Participate Translate Blank profile picture
Image for EU is watching Europe's beaches

EU is watching Europe's beaches

Published on

Story by


Translation by:

Alexandra Baxter


The Mediterranean is an eternal favourite, but did you know that bathing in Bulgaria is as popular? That Finland tops mediocre lists? That Spain is harming itself by constructing too much on its coasts? This plus a lowdown on the EU member states satisfying EU-regulated bathing needs

And the European enviromental agency says...

Everything seems to indicate that the summer will be blue. According to a report published in June by the European environmental agency (EEA), 95.6% of beaches and 84.9% of rivers satisfy EU quality standards. The European Union monitors a total of 20, 000 bathing areas. In 2009, the year to which the report makes reference, we see a slight fall in the quality of these areas – 0.7% for beaches and 2.6% for rivers – in comparison with the previous year. In 2009 again, zones in which bathing was prohibited represented only 2% of the total area, the majority of this being in Italy. Pictured, Brighton through the looking glass, England (Image: ©RobW/ Flickr)
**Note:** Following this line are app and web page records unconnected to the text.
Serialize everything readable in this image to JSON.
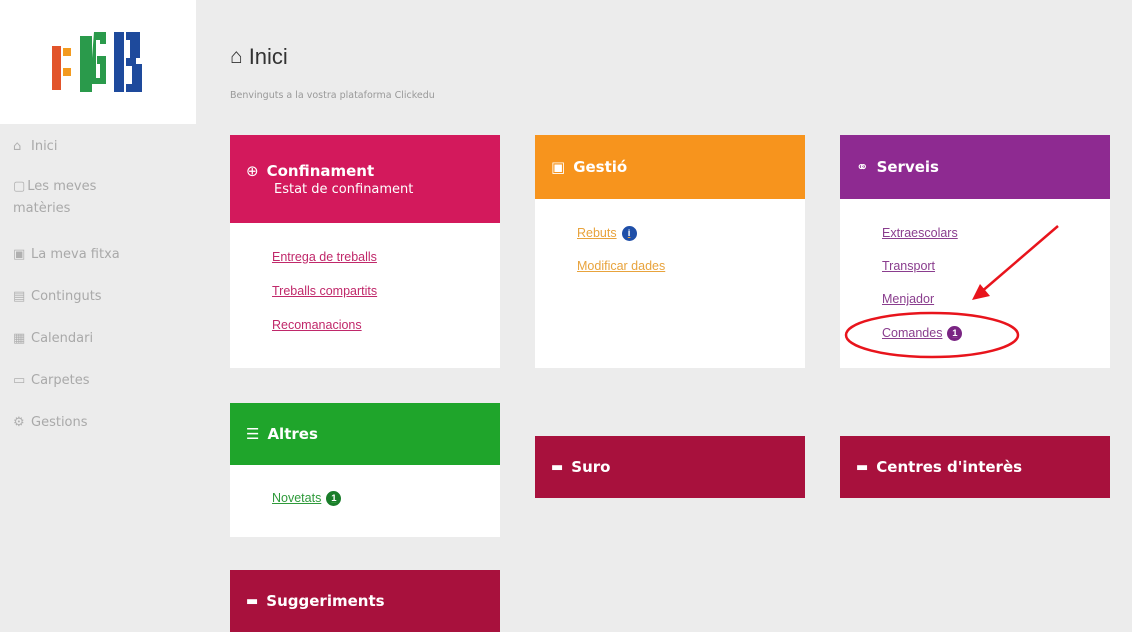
{
  "logo": {
    "text": "EGB"
  },
  "sidebar": {
    "items": [
      {
        "icon": "home-icon",
        "label": "Inici"
      },
      {
        "icon": "book-icon",
        "label": "Les meves matèries"
      },
      {
        "icon": "id-card-icon",
        "label": "La meva fitxa"
      },
      {
        "icon": "contents-icon",
        "label": "Continguts"
      },
      {
        "icon": "calendar-icon",
        "label": "Calendari"
      },
      {
        "icon": "folder-icon",
        "label": "Carpetes"
      },
      {
        "icon": "handshake-icon",
        "label": "Gestions"
      }
    ]
  },
  "header": {
    "title": "Inici",
    "subtitle": "Benvinguts a la vostra plataforma Clickedu"
  },
  "cards": {
    "confinament": {
      "title": "Confinament",
      "subtitle": "Estat de confinament",
      "links": [
        "Entrega de treballs",
        "Treballs compartits",
        "Recomanacions"
      ]
    },
    "gestio": {
      "title": "Gestió",
      "links": [
        {
          "label": "Rebuts",
          "badge": "i"
        },
        {
          "label": "Modificar dades"
        }
      ]
    },
    "serveis": {
      "title": "Serveis",
      "links": [
        {
          "label": "Extraescolars"
        },
        {
          "label": "Transport"
        },
        {
          "label": "Menjador"
        },
        {
          "label": "Comandes",
          "badge": "1"
        }
      ]
    },
    "altres": {
      "title": "Altres",
      "links": [
        {
          "label": "Novetats",
          "badge": "1"
        }
      ]
    }
  },
  "tiles": {
    "suro": "Suro",
    "centres": "Centres d'interès",
    "suggeriments": "Suggeriments"
  },
  "colors": {
    "confinament": "#d3195c",
    "gestio": "#f7941d",
    "serveis": "#8e2a91",
    "altres": "#1fa52b",
    "folder_tile": "#a8113d",
    "annotation": "#e8141c"
  }
}
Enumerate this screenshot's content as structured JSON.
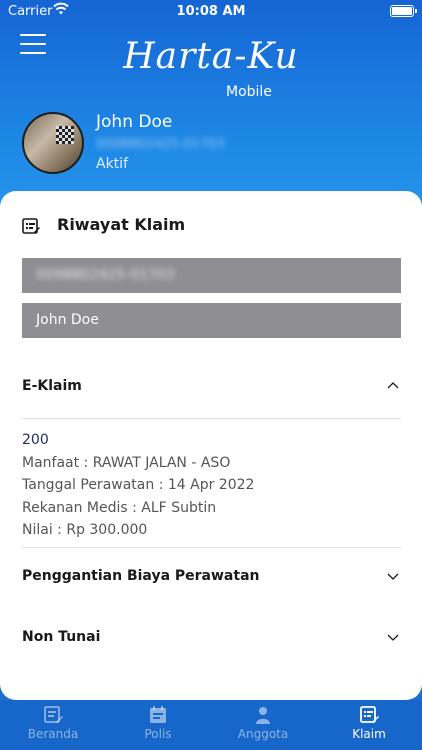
{
  "status_bar": {
    "carrier": "Carrier",
    "time": "10:08 AM"
  },
  "header": {
    "logo": "Harta-Ku",
    "logo_sub": "Mobile"
  },
  "profile": {
    "name": "John Doe",
    "member_id": "0098802425-01703",
    "status": "Aktif"
  },
  "card": {
    "title": "Riwayat Klaim",
    "member_id_value": "0098802425-01703",
    "member_name_value": "John Doe",
    "sections": [
      {
        "label": "E-Klaim",
        "expanded": true
      },
      {
        "label": "Penggantian Biaya Perawatan",
        "expanded": false
      },
      {
        "label": "Non Tunai",
        "expanded": false
      }
    ],
    "claim": {
      "code": "200",
      "manfaat": "Manfaat : RAWAT JALAN - ASO",
      "tanggal": "Tanggal Perawatan : 14 Apr 2022",
      "rekanan": "Rekanan Medis : ALF Subtin",
      "nilai": "Nilai : Rp 300.000"
    }
  },
  "tabs": [
    {
      "label": "Beranda",
      "icon": "home-doc-icon",
      "active": false
    },
    {
      "label": "Polis",
      "icon": "policy-icon",
      "active": false
    },
    {
      "label": "Anggota",
      "icon": "person-icon",
      "active": false
    },
    {
      "label": "Klaim",
      "icon": "claim-icon",
      "active": true
    }
  ],
  "colors": {
    "header_blue": "#1e88e5",
    "tabbar": "#1766c9",
    "field_gray": "#8e8e93",
    "claim_code": "#1a2f6b"
  }
}
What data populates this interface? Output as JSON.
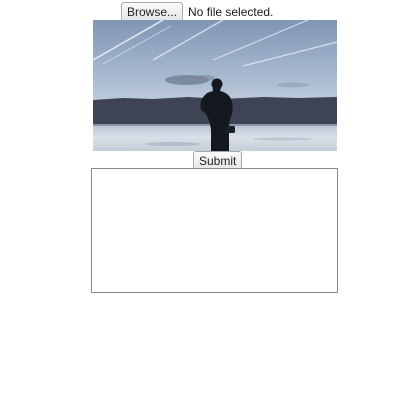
{
  "file_input": {
    "browse_label": "Browse...",
    "status_text": "No file selected."
  },
  "submit": {
    "label": "Submit"
  },
  "image": {
    "subject": "silhouette-figure-at-lakeshore-dusk"
  },
  "colors": {
    "button_bg": "#ececec",
    "button_border": "#a9a9a9",
    "box_border": "#8a8a8a"
  }
}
Greece and Cyprus

With 2, 107 bathing areas (only six of which are found along inland waterways), 9.8% of the whole of the EU, Greece is the country which respects most religiously the criteria of the community (99.8%). Moreover, bathing is not prohibited in any one of these zones. The beach featured in this image, Elafonisi in Crete, is one of the most beautiful in the whole world. Closely following Greece, 99.1% of Cyprus’ beaches have EU approval (Image: ©MarcelGermain/ Flickr)


With 2, 005 beaches and 1, 343 rivers and inland waterways analysed, France is a great choice for a relaxing summer holiday. Nevertheless, you should avoid the 129 areas (61 of which are coastal and 68, fresh water) which do not meet the required standards of quality, even if the EEA emphasises that this is a very small percentage. Pictured, the waters at Trouville-sur-Mer in Lower Normandy, a popular sandy destination for the Parisians (Image: ©Parksy 1964/ Flickr)

Malta, Bulgaria and Portugal

These three countries conclude the list of 'best in class', being above the 90% threshold of required standards (with scores of 93.1%, 90.3% and 90% respectively). According to the EEA, the Mediterranean's high level of quality and safety helps it become a European tourist favourite, even if the cleanliness of rivers and lakes in this area is below the average. Bulgaria on the other hand, which borders the Black Sea, is an unusual but quality choice for beach lovers. Pictured, Albufera in the Algarves (Image: ©Patrick Mayon/ Flickr)


Member states have until 2015 to adapt to meet the European legislation which governs the analysis of physical, biological and chemical elements in the waters of bathing zones. Twelve countries (Spain, Cyprus, Denmark, Estonia, Finland, Germany, Hungary, Latvia, Lithuania, Luxembourg, Slovakia and Sweden) already completed the necessary changes for the 2008 checks in order to be able to meet the required standards. Finland tops the 'mediocre' list, or rather, the list of those countries which have made an effort but do not yet stand out in their score: it now meets 88.5% of the required criteria (Image: ©MacAllenBrothers/ Flickr)


Despite the fact that Spain respects the EU criteria, the quality of its waters fell slightly in 2009 (bathing is prohibited at two of its beaches, one pool and four rivers, although in 2008 this was the case at four beaches and six inland zones). Moreover, thanks to the EEA verdict, the country must deal with a serious problem: excessive construction along the coasts. The country currently meets 84% of the criteria. Pictured, Cala Mitjana in Menorca (Image: ©Xosé Castro/ Flickr)


With 8, 500 kilometres of beaches, the beautiful country has the highest number of analysed areas – 4, 921 – and meets around 83.5% of the EU criteria. There is something for every taste: from the glamour of Capri and the turquoise creeks of Sardinia, to the beaches alongside historical ruins and those in the tiny picturesque villages of the south. Featured, Sardinia (Image: ©mattcyp88/ Flickr)

Ireland, Germany and Sweden

Concluding the list of countries which exceed the 80% threshold are Ireland (82.4%), Germany (81.2%) and Sweden (80.6%). Since 1990, the quality of European waters has improved significantly. At that time, only 79.8% of coastal areas and 52.4% of inland zones met the minimum criteria for quality and hygiene. Pictured, the Baltic waters of  Ahlbeck in Mecklenburg-Vorpommern, in northern Germany (Image: ©orangebrompton/ Flickr)

Story by

Translated from Vacaciones en la playa: ¿verano azul?